Senior Fellow: November 2016, January–March 2017 and May 2017
Research Project: Maimonides’ Sceptical Critique of Prophecy and the Parable of the Aqedah
Josef Stern’s objective is to complete a monograph on Maimonides’ sceptical critique of prophecy. According to Maimonides, prophecy is an ideal state of intellectual perfection yielding a ‘knowledge’ whose representations are a function of both the intellect and the imagination, a state articulated in the Torah by the condition that all (non-Mosaic) prophecy must occur in a dream or vision.

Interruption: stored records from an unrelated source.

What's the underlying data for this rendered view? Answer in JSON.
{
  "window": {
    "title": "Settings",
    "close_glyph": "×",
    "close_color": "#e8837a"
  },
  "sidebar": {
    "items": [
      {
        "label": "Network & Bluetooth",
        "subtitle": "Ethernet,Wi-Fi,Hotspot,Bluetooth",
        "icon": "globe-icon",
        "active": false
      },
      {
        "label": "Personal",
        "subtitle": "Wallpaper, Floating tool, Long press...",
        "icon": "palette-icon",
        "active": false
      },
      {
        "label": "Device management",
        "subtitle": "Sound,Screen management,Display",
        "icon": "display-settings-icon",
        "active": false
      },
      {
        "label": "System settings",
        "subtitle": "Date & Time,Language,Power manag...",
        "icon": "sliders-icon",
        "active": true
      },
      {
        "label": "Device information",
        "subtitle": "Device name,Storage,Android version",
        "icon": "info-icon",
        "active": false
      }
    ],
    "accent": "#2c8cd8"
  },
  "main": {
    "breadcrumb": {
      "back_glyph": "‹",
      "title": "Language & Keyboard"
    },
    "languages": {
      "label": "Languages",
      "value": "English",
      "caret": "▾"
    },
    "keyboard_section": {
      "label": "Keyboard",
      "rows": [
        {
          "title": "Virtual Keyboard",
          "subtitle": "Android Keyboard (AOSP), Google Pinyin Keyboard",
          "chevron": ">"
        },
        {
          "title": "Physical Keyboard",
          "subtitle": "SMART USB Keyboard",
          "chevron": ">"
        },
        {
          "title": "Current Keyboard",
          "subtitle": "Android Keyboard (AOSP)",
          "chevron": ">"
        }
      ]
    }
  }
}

This characterisation immediately raises an epistemological question: with respect to any given prophetically apprehended proposition, how does the purported prophet know that he intellectually apprehended its content, which in turn is represented in an imaginative form, and that he did not instead imagine that he intellectually apprehended that content? An answer would require a criterion for distinguishing objects of the intellect from those of the imagination. However, Maimonides argues that humans have no such criterion, leaving him at a sceptical impasse, unable to justify his claim to knowledge. This, Stern argues, is what Maimonides means by the challenge posed by ‘false’—deceived rather than deceiving—prophets. To explore this, Stern analyses Maimonides’ idea of prophecy, prophetic verification, and prophetic intuition (hads), the tension for him between the intellect and imagination in light of the major dispute over the status of the modalities among the Arabic philosophers, his critique of the epistemic status of the certainty of the prophet, and the normative consequences of this sceptical critique for the prophetic life and commandments.

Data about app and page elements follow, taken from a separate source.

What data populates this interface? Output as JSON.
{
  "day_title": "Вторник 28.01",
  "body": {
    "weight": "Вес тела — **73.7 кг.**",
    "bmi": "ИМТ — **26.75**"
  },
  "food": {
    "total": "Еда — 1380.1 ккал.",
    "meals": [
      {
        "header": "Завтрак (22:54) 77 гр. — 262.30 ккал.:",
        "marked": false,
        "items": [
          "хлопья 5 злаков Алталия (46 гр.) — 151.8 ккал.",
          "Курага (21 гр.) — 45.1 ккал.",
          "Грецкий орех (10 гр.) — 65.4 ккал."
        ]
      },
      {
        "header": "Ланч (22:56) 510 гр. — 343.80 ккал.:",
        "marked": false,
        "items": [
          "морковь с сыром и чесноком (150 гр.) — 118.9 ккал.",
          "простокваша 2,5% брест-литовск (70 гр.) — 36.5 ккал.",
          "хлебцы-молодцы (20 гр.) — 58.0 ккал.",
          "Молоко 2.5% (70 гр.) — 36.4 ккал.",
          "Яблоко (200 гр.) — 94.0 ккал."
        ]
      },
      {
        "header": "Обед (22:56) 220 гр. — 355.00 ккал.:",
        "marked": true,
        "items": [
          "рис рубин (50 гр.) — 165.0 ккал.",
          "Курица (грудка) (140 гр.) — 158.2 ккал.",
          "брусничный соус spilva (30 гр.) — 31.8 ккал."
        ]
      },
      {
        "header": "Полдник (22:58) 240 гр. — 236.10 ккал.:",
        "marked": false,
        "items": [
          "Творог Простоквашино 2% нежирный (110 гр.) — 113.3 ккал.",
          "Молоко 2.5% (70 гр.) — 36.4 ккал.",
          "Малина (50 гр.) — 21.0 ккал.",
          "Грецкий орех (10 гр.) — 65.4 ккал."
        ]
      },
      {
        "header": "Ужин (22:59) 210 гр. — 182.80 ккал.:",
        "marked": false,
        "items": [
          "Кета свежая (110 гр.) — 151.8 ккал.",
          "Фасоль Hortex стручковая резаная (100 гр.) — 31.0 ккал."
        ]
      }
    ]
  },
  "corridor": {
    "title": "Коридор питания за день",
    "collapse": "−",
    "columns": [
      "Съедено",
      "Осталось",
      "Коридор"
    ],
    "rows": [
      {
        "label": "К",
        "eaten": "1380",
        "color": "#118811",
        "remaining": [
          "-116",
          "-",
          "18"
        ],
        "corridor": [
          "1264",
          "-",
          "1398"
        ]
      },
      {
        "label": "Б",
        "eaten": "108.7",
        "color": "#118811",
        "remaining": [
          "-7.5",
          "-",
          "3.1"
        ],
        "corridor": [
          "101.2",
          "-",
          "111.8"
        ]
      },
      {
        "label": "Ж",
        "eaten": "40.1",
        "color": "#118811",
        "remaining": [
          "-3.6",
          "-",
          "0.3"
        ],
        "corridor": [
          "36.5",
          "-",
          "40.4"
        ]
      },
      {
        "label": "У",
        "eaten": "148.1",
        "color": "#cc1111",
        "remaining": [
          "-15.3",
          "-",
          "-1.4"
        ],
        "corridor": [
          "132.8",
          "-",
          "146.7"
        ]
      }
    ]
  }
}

Josef Stern is William H. Colvin Professor of Philosophy Emeritus at the University of Chicago.